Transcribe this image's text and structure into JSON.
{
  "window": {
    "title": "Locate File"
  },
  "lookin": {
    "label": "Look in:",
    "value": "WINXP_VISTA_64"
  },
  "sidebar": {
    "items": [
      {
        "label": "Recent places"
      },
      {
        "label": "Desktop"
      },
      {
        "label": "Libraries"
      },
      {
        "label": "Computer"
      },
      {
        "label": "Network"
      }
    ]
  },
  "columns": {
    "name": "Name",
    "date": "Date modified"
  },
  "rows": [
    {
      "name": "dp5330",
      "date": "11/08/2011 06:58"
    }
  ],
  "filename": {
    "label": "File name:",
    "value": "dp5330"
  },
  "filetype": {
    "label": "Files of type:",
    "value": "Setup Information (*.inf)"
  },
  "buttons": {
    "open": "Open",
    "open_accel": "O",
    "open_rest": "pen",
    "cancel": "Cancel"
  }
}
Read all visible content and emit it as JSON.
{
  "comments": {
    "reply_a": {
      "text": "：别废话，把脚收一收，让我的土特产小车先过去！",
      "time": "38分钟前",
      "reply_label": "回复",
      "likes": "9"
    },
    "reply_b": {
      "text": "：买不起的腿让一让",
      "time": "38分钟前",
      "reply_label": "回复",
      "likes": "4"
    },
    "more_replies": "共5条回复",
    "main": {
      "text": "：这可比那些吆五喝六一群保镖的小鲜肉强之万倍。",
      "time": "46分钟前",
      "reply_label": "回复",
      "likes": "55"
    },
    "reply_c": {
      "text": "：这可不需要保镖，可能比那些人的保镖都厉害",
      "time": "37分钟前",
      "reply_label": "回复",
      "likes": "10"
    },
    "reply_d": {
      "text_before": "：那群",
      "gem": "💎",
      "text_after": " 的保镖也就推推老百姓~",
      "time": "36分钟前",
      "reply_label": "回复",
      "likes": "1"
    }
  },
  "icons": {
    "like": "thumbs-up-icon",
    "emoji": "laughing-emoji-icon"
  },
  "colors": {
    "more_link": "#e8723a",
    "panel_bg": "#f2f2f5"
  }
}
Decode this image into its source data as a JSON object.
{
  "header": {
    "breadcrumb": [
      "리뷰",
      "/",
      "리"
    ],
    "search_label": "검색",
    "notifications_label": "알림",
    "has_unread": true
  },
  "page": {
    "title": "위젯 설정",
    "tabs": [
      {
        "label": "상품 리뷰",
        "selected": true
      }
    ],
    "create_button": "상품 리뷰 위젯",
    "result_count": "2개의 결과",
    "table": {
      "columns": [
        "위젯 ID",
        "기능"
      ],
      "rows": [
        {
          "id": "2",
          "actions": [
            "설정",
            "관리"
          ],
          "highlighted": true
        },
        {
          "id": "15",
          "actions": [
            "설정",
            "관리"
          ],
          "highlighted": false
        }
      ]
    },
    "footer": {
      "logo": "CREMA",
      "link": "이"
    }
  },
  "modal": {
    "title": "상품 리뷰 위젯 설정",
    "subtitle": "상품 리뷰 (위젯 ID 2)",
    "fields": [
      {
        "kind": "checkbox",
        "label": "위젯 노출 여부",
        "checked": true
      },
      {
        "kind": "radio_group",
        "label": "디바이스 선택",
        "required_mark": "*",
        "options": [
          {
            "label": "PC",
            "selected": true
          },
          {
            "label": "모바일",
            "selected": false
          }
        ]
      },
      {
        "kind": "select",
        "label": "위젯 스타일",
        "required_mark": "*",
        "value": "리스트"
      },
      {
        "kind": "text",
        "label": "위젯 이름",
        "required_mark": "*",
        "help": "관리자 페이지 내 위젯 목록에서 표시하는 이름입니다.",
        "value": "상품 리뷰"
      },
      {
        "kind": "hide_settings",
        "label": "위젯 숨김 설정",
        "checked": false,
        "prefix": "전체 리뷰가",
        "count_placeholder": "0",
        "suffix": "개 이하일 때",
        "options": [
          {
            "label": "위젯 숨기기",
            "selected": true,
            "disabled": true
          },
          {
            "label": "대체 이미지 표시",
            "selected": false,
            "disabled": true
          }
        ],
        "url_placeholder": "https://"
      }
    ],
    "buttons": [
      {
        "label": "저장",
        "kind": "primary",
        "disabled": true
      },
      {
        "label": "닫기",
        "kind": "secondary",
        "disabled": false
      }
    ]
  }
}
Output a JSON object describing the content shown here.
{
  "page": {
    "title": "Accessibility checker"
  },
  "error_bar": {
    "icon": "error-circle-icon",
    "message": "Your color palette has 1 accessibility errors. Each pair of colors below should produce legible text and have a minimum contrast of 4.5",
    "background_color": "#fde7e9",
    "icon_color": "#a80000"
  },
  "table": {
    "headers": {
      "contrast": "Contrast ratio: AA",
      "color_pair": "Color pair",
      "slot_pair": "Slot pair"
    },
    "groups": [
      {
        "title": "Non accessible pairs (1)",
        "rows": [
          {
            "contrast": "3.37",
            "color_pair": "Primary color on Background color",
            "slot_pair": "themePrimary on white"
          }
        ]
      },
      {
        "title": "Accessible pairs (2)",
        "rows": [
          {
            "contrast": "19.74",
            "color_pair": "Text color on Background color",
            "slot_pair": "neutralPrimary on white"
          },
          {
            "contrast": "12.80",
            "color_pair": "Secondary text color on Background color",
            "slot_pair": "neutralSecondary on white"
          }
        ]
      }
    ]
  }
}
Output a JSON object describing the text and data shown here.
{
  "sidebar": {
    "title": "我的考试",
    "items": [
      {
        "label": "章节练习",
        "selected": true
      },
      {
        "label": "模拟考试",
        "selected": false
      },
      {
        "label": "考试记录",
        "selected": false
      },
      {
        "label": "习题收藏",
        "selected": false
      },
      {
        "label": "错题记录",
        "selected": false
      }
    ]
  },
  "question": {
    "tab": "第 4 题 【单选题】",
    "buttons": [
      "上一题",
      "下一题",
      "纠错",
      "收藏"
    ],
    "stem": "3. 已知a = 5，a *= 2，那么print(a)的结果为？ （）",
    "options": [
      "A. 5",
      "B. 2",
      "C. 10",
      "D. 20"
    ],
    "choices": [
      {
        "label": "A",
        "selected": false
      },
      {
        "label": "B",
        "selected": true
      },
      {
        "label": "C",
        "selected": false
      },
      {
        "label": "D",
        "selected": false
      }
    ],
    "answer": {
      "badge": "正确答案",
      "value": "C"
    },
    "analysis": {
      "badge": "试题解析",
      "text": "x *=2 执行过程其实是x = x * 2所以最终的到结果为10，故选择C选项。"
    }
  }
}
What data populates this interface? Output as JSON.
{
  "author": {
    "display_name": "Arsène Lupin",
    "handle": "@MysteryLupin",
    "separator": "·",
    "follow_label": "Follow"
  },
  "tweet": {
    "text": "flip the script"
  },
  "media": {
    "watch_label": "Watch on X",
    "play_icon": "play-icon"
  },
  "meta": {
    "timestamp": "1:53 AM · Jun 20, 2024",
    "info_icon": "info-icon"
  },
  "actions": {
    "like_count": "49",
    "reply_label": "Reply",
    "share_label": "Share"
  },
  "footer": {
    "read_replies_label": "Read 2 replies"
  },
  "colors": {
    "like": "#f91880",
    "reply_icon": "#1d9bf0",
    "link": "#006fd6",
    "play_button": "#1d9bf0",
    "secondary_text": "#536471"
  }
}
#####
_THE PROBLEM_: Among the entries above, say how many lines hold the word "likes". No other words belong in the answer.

_EXPECTED OUTPUT_: 5